While many water-quality cleanup efforts focusing on the reduction of phosphorus have been highly effective, that success can also result in a decrease in microbial processes that remove nitrogen from water. Nitrogen accumulation in large lakes can lead to nitrogen pollution downstream, in rivers and coastal areas. The findings suggest that human-caused acceleration of global nitrogen and phosphorus cycles have boosted nitrogen removal processes in small to medium-size lakes. But in many of Earth's large lakes, these effects are reduced by successful control of phosphorus, resulting in nitrogen accumulation.
"Freshwater ecosystems, including lakes, streams and wetlands, are a large global sink for reactive nitrogen," says lead author Jacques Finlay, an associate professor in the College of Biological Sciences (CBS). "By reducing one aquatic pollutant – phosphorus – we are in some cases reducing the ability of lakes to remove nitrogen." Gaston Small, an assistant professor at the University of St. Thomas, and Robert Sterner, a fellow CBS ecology professor, co-authored the study.
To assess the influence of phosphorus on nitrogen removal, the researchers used a comparative approach – they examined the differences between how much nitrogen goes into lakes and how much comes out downstream – coupled with time-series analyses of nitrogen and phosphorus concentration in large lakes.
"The work was motivated by our thinking about the case of a single lake – Lake Superior. This lake is one that we would expect to efficiently remove nitrogen, but it doesn't, and it has extremely low phosphorus, so this work arose from efforts to generalize beyond a single system," Finlay says.
The excess nutrients can come from a variety of sources. City dwellers contribute nitrogen through sewage, lawn fertilizer, vehicle exhaust and pets.

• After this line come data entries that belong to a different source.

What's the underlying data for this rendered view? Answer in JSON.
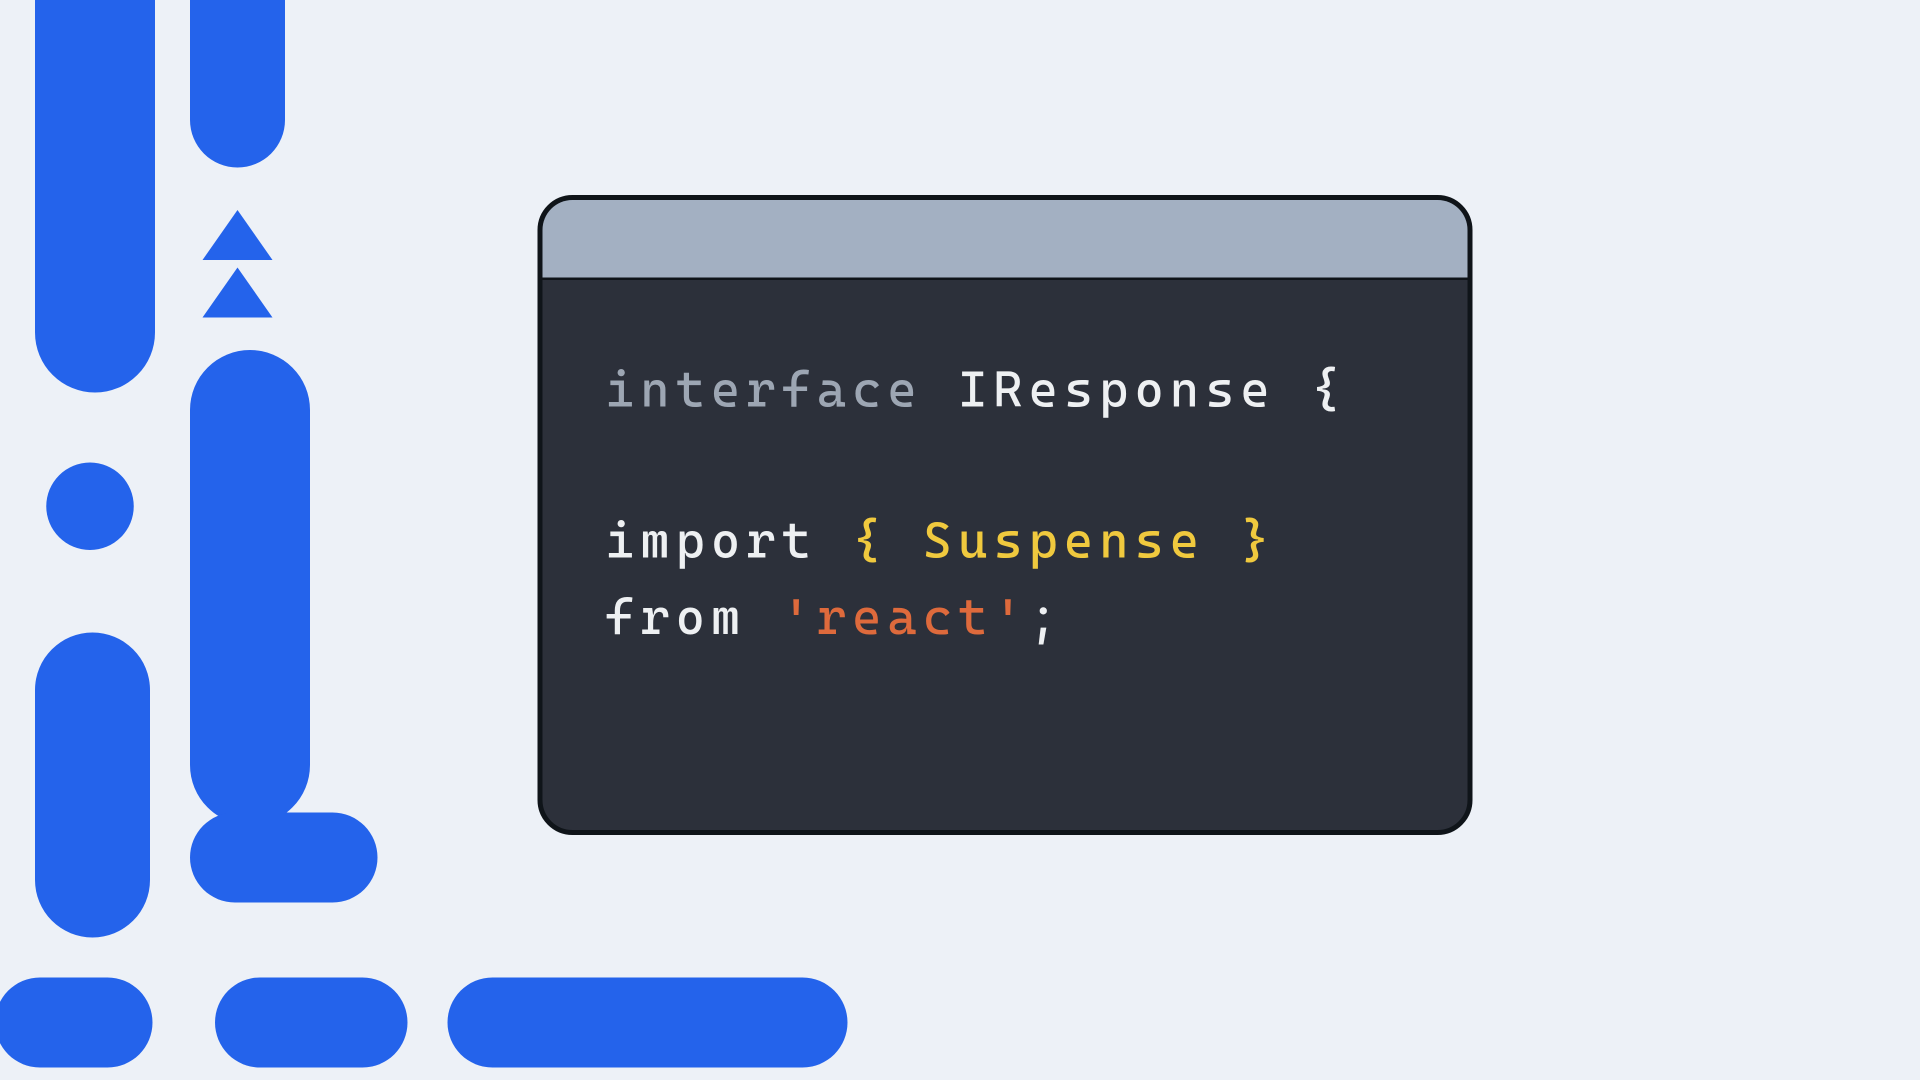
{
  "colors": {
    "bg": "#edf1f7",
    "accent": "#2463eb",
    "window_border": "#0f1419",
    "titlebar": "#a3b0c2",
    "code_bg": "#2c303a"
  },
  "code": {
    "line1": {
      "keyword": "interface",
      "identifier": "IResponse",
      "brace": "{"
    },
    "line3": {
      "keyword": "import",
      "brace_open": "{",
      "name": "Suspense",
      "brace_close": "}"
    },
    "line4": {
      "keyword": "from",
      "string": "'react'",
      "semi": ";"
    }
  }
}
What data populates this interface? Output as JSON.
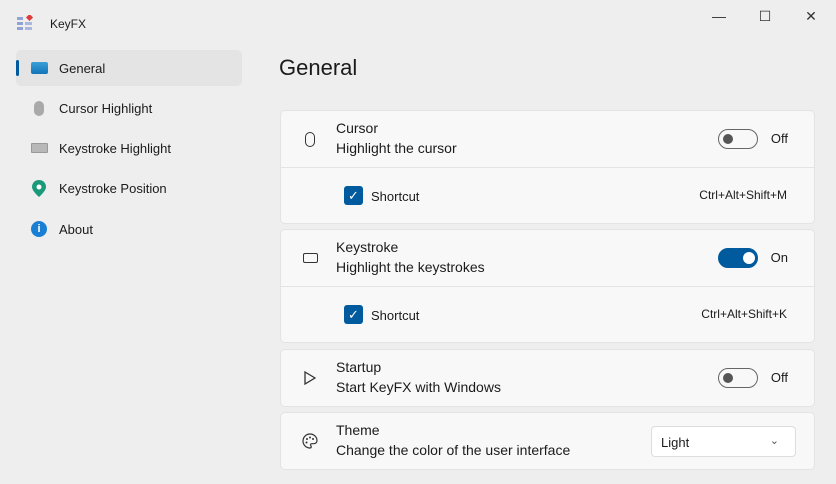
{
  "app": {
    "title": "KeyFX"
  },
  "window": {
    "minimize": "—",
    "maximize": "☐",
    "close": "✕"
  },
  "sidebar": {
    "items": [
      {
        "label": "General",
        "selected": true
      },
      {
        "label": "Cursor Highlight"
      },
      {
        "label": "Keystroke Highlight"
      },
      {
        "label": "Keystroke Position"
      },
      {
        "label": "About"
      }
    ]
  },
  "page": {
    "title": "General"
  },
  "cursor": {
    "title": "Cursor",
    "desc": "Highlight the cursor",
    "state": "Off",
    "shortcut_label": "Shortcut",
    "shortcut": "Ctrl+Alt+Shift+M",
    "shortcut_checked": true
  },
  "keystroke": {
    "title": "Keystroke",
    "desc": "Highlight the keystrokes",
    "state": "On",
    "shortcut_label": "Shortcut",
    "shortcut": "Ctrl+Alt+Shift+K",
    "shortcut_checked": true
  },
  "startup": {
    "title": "Startup",
    "desc": "Start KeyFX with Windows",
    "state": "Off"
  },
  "theme": {
    "title": "Theme",
    "desc": "Change the color of the user interface",
    "value": "Light"
  },
  "colors": {
    "accent": "#005a9e"
  }
}
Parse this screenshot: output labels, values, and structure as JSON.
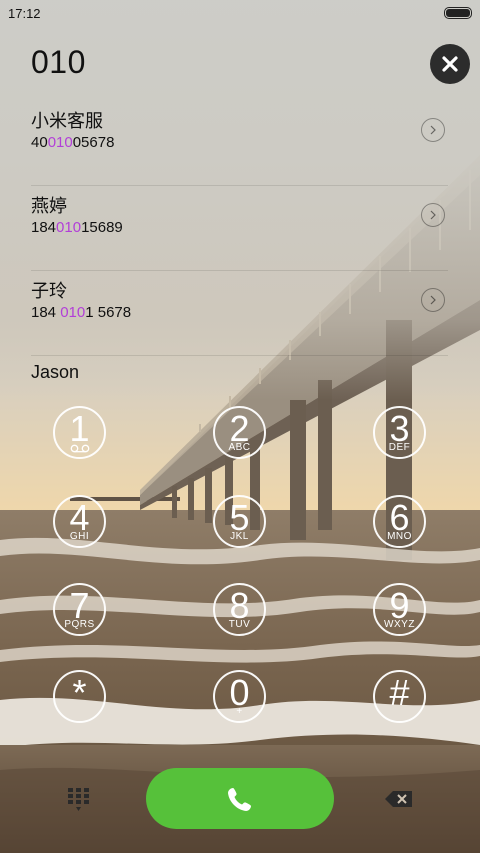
{
  "status_bar": {
    "time": "17:12"
  },
  "search": {
    "query": "010"
  },
  "results": [
    {
      "name": "小米客服",
      "number_pre": "40",
      "number_hl": "010",
      "number_post": "05678"
    },
    {
      "name": "燕婷",
      "number_pre": "184",
      "number_hl": "010",
      "number_post": "15689"
    },
    {
      "name": "子玲",
      "number_pre": "184 ",
      "number_hl": "010",
      "number_post": "1 5678"
    },
    {
      "name": "Jason"
    }
  ],
  "keypad": [
    {
      "digit": "1",
      "letters": ""
    },
    {
      "digit": "2",
      "letters": "ABC"
    },
    {
      "digit": "3",
      "letters": "DEF"
    },
    {
      "digit": "4",
      "letters": "GHI"
    },
    {
      "digit": "5",
      "letters": "JKL"
    },
    {
      "digit": "6",
      "letters": "MNO"
    },
    {
      "digit": "7",
      "letters": "PQRS"
    },
    {
      "digit": "8",
      "letters": "TUV"
    },
    {
      "digit": "9",
      "letters": "WXYZ"
    },
    {
      "digit": "*",
      "letters": ""
    },
    {
      "digit": "0",
      "letters": "+"
    },
    {
      "digit": "#",
      "letters": ""
    }
  ],
  "colors": {
    "highlight": "#b23fd8",
    "call_button": "#56c13a"
  },
  "icons": {
    "clear": "close-icon",
    "chevron": "chevron-right-icon",
    "voicemail": "voicemail-icon",
    "dialpad": "dialpad-icon",
    "call": "phone-icon",
    "backspace": "backspace-icon"
  }
}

Farming represents the largest source in agricultural areas, and, in remote areas, air pollutants dispersing through the atmosphere can be a factor.
The study does not suggest we stop reducing phosphorus in lakes. "We need to pay attention to the way that nutrients interact in ecosystems and maintain our focus on reducing phosphorus and nitrogen pollution," says Finlay. "If we do that, we'll be taking steps toward improving water quality locally as well as downstream."